The problem: Wherever the string "Determine" shows up in the records below, return that line.

Task inputs:
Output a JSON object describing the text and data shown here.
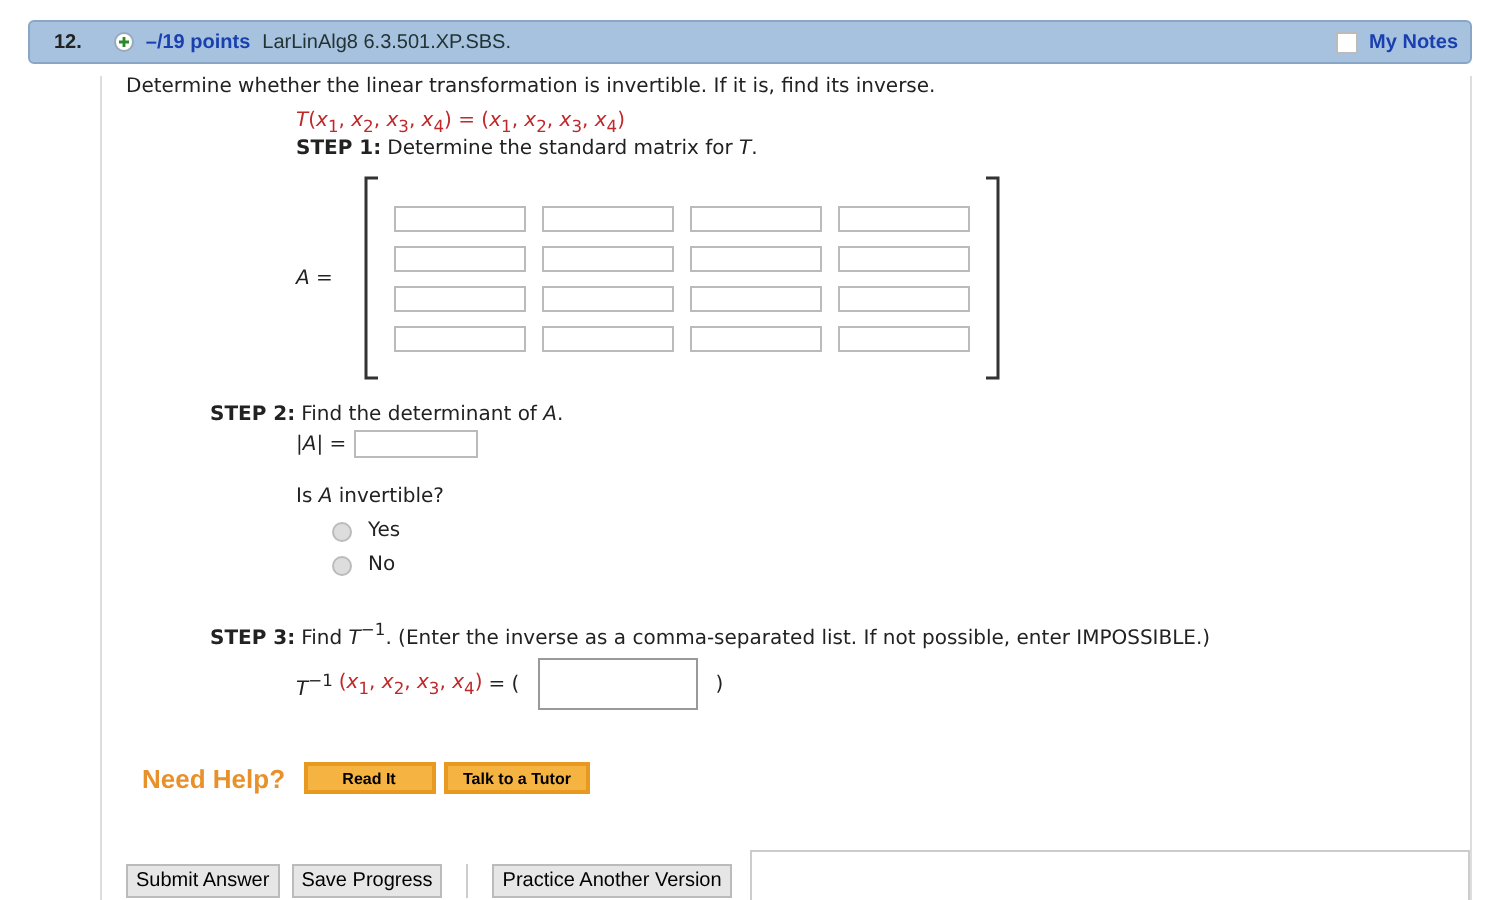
{
  "question": {
    "number": "12.",
    "points": "–/19 points",
    "source": "LarLinAlg8 6.3.501.XP.SBS.",
    "notes": {
      "label": "My Notes",
      "checked": false
    }
  },
  "prompt": "Determine whether the linear transformation is invertible. If it is, find its inverse.",
  "formula": "*T*(*x*$_{1}$, *x*$_{2}$, *x*$_{3}$, *x*$_{4}$) = (*x*$_{1}$, *x*$_{2}$, *x*$_{3}$, *x*$_{4}$)",
  "step1": {
    "label": "STEP 1:",
    "text": "Determine the standard matrix for *T*.",
    "matrix_label": "*A* ="
  },
  "step2": {
    "label": "STEP 2:",
    "text": "Find the determinant of *A*.",
    "det_label": "|*A*| =",
    "question": "Is *A* invertible?",
    "options": [
      {
        "label": "Yes",
        "selected": false
      },
      {
        "label": "No",
        "selected": false
      }
    ]
  },
  "step3": {
    "label": "STEP 3:",
    "text": "Find *T*$^{−1}$. (Enter the inverse as a comma-separated list. If not possible, enter IMPOSSIBLE.)",
    "fn": "*T*$^{−1}$",
    "args": "(*x*$_{1}$, *x*$_{2}$, *x*$_{3}$, *x*$_{4}$)",
    "eq": "= (",
    "close": ")"
  },
  "help": {
    "label": "Need Help?",
    "buttons": [
      "Read It",
      "Talk to a Tutor"
    ]
  },
  "actions": [
    "Submit Answer",
    "Save Progress",
    "Practice Another Version"
  ]
}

Your response:
  "prompt": "Determine whether the linear transformation is invertible. If it is, find its inverse.",
    "text": "Determine the standard matrix for *T*.",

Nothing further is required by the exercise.